» **Data**
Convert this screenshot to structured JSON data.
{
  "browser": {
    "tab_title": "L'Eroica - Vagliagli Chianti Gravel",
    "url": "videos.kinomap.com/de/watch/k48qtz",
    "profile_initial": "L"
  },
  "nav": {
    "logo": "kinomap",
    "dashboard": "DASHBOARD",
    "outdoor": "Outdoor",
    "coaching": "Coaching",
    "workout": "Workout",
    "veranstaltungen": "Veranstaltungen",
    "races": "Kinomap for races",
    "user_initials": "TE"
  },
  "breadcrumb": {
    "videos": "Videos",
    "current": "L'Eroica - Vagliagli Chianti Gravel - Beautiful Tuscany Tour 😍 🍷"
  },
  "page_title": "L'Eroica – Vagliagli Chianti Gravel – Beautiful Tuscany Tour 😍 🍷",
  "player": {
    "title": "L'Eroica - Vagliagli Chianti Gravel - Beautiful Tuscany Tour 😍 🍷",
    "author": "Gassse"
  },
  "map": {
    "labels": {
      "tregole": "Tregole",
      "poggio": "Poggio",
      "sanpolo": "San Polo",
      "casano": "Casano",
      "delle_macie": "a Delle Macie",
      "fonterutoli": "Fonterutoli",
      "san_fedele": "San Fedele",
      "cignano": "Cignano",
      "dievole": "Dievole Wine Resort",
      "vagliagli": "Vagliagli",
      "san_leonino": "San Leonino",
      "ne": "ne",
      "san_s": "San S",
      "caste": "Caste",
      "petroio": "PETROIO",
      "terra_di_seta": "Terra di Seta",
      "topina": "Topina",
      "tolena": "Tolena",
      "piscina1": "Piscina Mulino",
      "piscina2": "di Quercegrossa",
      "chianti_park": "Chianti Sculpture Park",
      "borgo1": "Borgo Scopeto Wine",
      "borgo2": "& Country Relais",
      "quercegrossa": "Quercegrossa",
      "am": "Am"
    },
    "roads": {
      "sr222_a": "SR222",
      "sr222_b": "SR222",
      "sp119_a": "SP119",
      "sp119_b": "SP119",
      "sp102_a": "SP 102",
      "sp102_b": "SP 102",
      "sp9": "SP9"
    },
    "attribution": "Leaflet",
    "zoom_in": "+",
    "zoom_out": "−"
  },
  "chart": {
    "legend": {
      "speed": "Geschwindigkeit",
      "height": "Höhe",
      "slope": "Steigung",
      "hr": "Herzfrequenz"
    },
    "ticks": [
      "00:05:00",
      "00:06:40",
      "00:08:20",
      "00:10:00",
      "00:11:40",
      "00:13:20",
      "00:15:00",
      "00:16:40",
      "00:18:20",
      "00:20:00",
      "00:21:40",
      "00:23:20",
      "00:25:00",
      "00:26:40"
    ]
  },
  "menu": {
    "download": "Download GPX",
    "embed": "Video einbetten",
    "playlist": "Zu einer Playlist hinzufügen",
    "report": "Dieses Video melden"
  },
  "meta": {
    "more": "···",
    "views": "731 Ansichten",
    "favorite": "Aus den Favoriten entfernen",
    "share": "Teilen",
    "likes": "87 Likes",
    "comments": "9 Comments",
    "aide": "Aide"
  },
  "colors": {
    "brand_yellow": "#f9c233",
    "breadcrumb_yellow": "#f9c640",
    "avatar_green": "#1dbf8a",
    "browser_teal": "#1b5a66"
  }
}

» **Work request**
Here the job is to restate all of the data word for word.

» **Solution**
Convert this screenshot to structured JSON data.
{
  "browser": {
    "tab_title": "L'Eroica - Vagliagli Chianti Gravel",
    "url": "videos.kinomap.com/de/watch/k48qtz",
    "profile_initial": "L"
  },
  "nav": {
    "logo": "kinomap",
    "dashboard": "DASHBOARD",
    "outdoor": "Outdoor",
    "coaching": "Coaching",
    "workout": "Workout",
    "veranstaltungen": "Veranstaltungen",
    "races": "Kinomap for races",
    "user_initials": "TE"
  },
  "breadcrumb": {
    "videos": "Videos",
    "current": "L'Eroica - Vagliagli Chianti Gravel - Beautiful Tuscany Tour 😍 🍷"
  },
  "page_title": "L'Eroica – Vagliagli Chianti Gravel – Beautiful Tuscany Tour 😍 🍷",
  "player": {
    "title": "L'Eroica - Vagliagli Chianti Gravel - Beautiful Tuscany Tour 😍 🍷",
    "author": "Gassse"
  },
  "map": {
    "labels": {
      "tregole": "Tregole",
      "poggio": "Poggio",
      "sanpolo": "San Polo",
      "casano": "Casano",
      "delle_macie": "a Delle Macie",
      "fonterutoli": "Fonterutoli",
      "san_fedele": "San Fedele",
      "cignano": "Cignano",
      "dievole": "Dievole Wine Resort",
      "vagliagli": "Vagliagli",
      "san_leonino": "San Leonino",
      "ne": "ne",
      "san_s": "San S",
      "caste": "Caste",
      "petroio": "PETROIO",
      "terra_di_seta": "Terra di Seta",
      "topina": "Topina",
      "tolena": "Tolena",
      "piscina1": "Piscina Mulino",
      "piscina2": "di Quercegrossa",
      "chianti_park": "Chianti Sculpture Park",
      "borgo1": "Borgo Scopeto Wine",
      "borgo2": "& Country Relais",
      "quercegrossa": "Quercegrossa",
      "am": "Am"
    },
    "roads": {
      "sr222_a": "SR222",
      "sr222_b": "SR222",
      "sp119_a": "SP119",
      "sp119_b": "SP119",
      "sp102_a": "SP 102",
      "sp102_b": "SP 102",
      "sp9": "SP9"
    },
    "attribution": "Leaflet",
    "zoom_in": "+",
    "zoom_out": "−"
  },
  "chart": {
    "legend": {
      "speed": "Geschwindigkeit",
      "height": "Höhe",
      "slope": "Steigung",
      "hr": "Herzfrequenz"
    },
    "ticks": [
      "00:05:00",
      "00:06:40",
      "00:08:20",
      "00:10:00",
      "00:11:40",
      "00:13:20",
      "00:15:00",
      "00:16:40",
      "00:18:20",
      "00:20:00",
      "00:21:40",
      "00:23:20",
      "00:25:00",
      "00:26:40"
    ]
  },
  "menu": {
    "download": "Download GPX",
    "embed": "Video einbetten",
    "playlist": "Zu einer Playlist hinzufügen",
    "report": "Dieses Video melden"
  },
  "meta": {
    "more": "···",
    "views": "731 Ansichten",
    "favorite": "Aus den Favoriten entfernen",
    "share": "Teilen",
    "likes": "87 Likes",
    "comments": "9 Comments",
    "aide": "Aide"
  },
  "colors": {
    "brand_yellow": "#f9c233",
    "breadcrumb_yellow": "#f9c640",
    "avatar_green": "#1dbf8a",
    "browser_teal": "#1b5a66"
  }
}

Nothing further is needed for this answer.